|in binding region, |
Information about functional residues were taken from Uniprot.
To compare wild type and mutant amino acids the following approaches were made: Comparison of H-bonds and predicting structural change using SCWRL and foldX.
Comparing wild type to mutant structures no potential clashes were found in neither of the mutations. No holes were introduced to the structure. The mutations should not have a high effect on changing hydrophilicity in the core, nor hydrophobicity on the surface. Only Thr->Ile, which is part of the core region changes extremely from a more hydrophilic to a more hydrophobic amino acid. A visual comparison can be found in <xr id="engy"></xr>.
|Comparisons on a Visual Basis|
|Mutation||H-bonds||SCWRL and foldX|
Additionally there is the comparison of the predicted structure changes by SCWRL (red) and foldX (cyan).
As it can be seen in <xr id="engy"></xr>, mutating the sidechains leads in some approaches (mutate via Pymol (blue) and create a new structure with SCWRL (red) or foldX (cyan)) to a loss of one potential hydrogen bond. However, as the residue is not located within a secondary structure element that relies on stabilization via H-bonds, the impact is not expected to be extreme. Unfortunately the approaches do not consider whether the site is a functional residue or not.
The observable differences of the sidechain conformation between Pymol, SCWRL and foldX is redundant as only one state of the sidechain dynamics is displayed at a time. The natural movement of the sites is not taken into account (compare Asn->Asp).
Therefore any wider derivation from 1.0 is predicted to have an effect on the protein. Thus, only Thr->Ile would represent an effect in the SCWRL approach.
<xr id="energy_comp"></xr> shows that only the mutation from Threonine to Isoleucine at position 166 seems to have an effect due to the higher value presented in SCWRL. foldX would not predict any effects. The effect on the protein function that is introduced in ASPA by changing Histindine to Proline at position 21 can not be captured by the energy calculations as it does not take into account that with the missing Histidine the metal binding site is corrupt. This holds true for Threonine to Isoleucine, which is part of a substrate binding region, what is maybe the reason why it is not detected by foldX.
As it is the only mutation for which it is uncertain if it is disease causing or not, the change from Asparagine to Aspartic acid at position 121 could not be predicted as having an effect using the structure based mutation analysis as well.
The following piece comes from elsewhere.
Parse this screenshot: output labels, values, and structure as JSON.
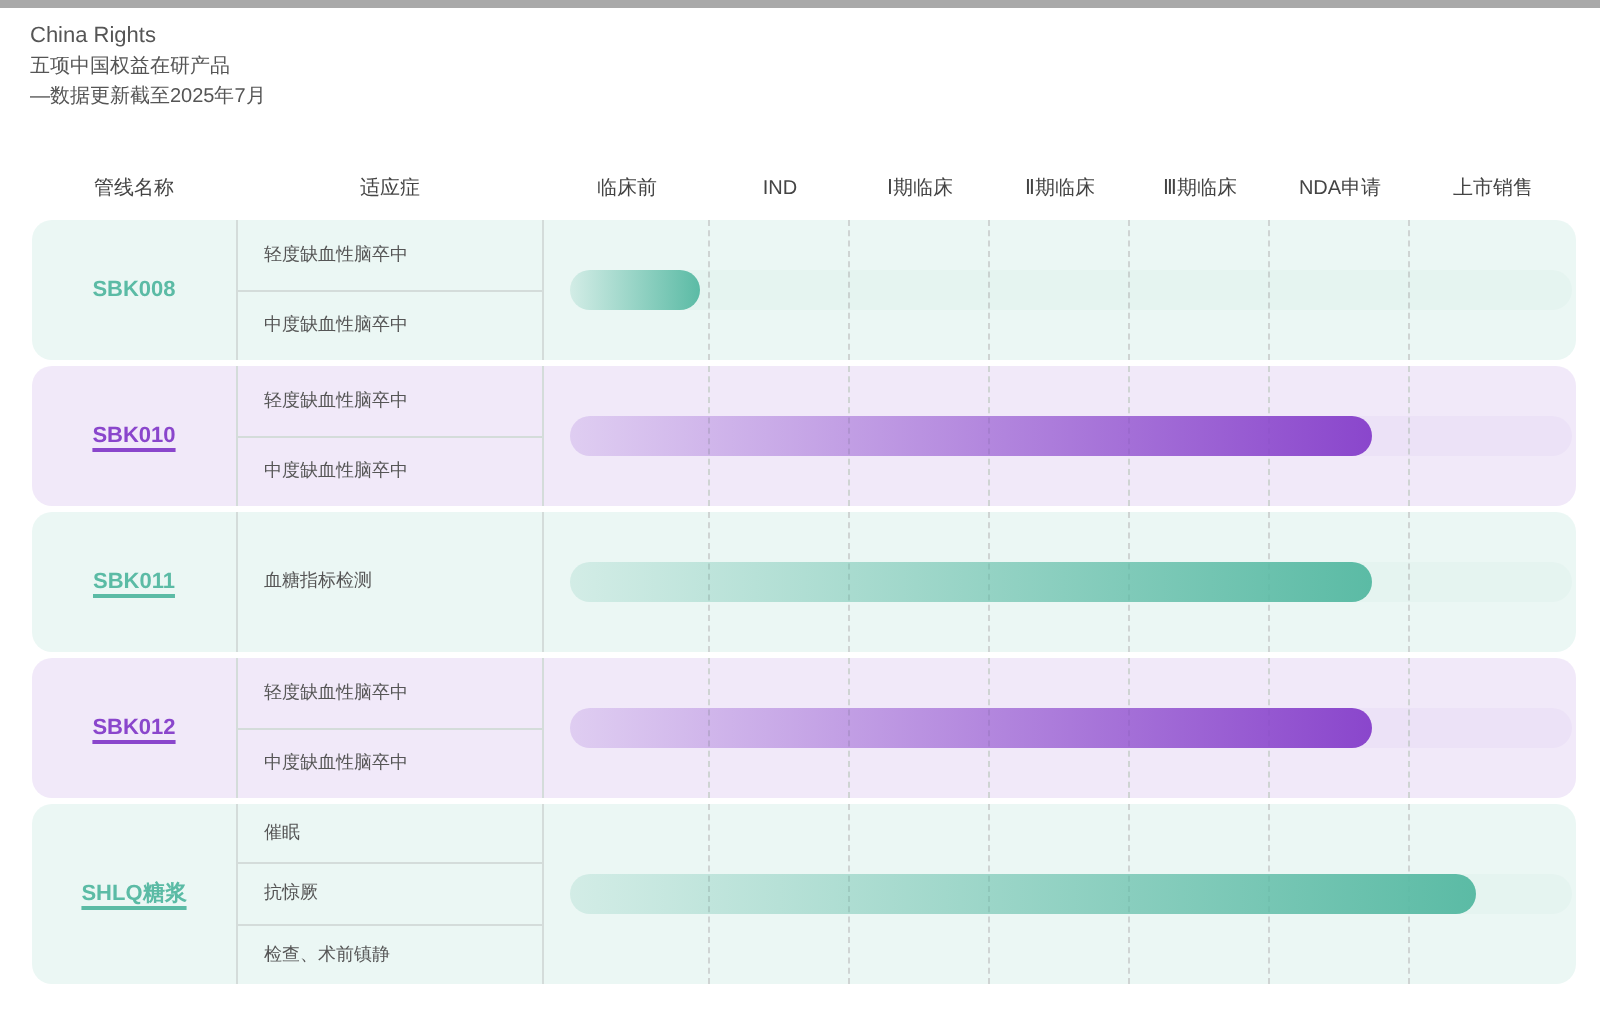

The complete result list from foldX can be found in the Supplement at the end of this Task.
To minimize the energy of the models, minimise was used. Unfortunately SCWRL was not able to produce any output. Therefore <xr id="minim"></xr> shows the different energies of foldX in five iterations whereas each iteration uses the output of the previous minimization as input. The detailed values can be found in the Supplement at the end of this Task.
As it can be seen in <xr id="minim"></xr> the second iteration shows the optimal energy result for the structure, with further iterations raising the level. Additionally when comparing all mutated structures, the known disease causing mutations (His21Pro and Thr166Ile) show the highest energy levels. Asn121Asp referring to the energy comparisons are predicted to have no effect. Looking at the minimization, the mutation is on the same level as His21Pro. Therefore it might be possibly disease causing. This is the same result as the assumption. A precise prediction if it is disease causing or not remains unclear.
- Link to Task 01: Canavan Disease
- Link to Task 02: Alignments
- Link to Task 03: Sequence-based Predictions
- Link to Task 04: Structural Alignments
- Link to Task 05: Homology Modelling
- Link to Task 06: Protein Structure Prediction from Evolutionary Sequence Variation
- Link to Task 07: Researching SNPs
- Link to Task 08: Sequence-based Mutation Analysis
- Link to Task 09: Structure-based Mutation Analysis
- Link to Task 10: Normal Mode Analysis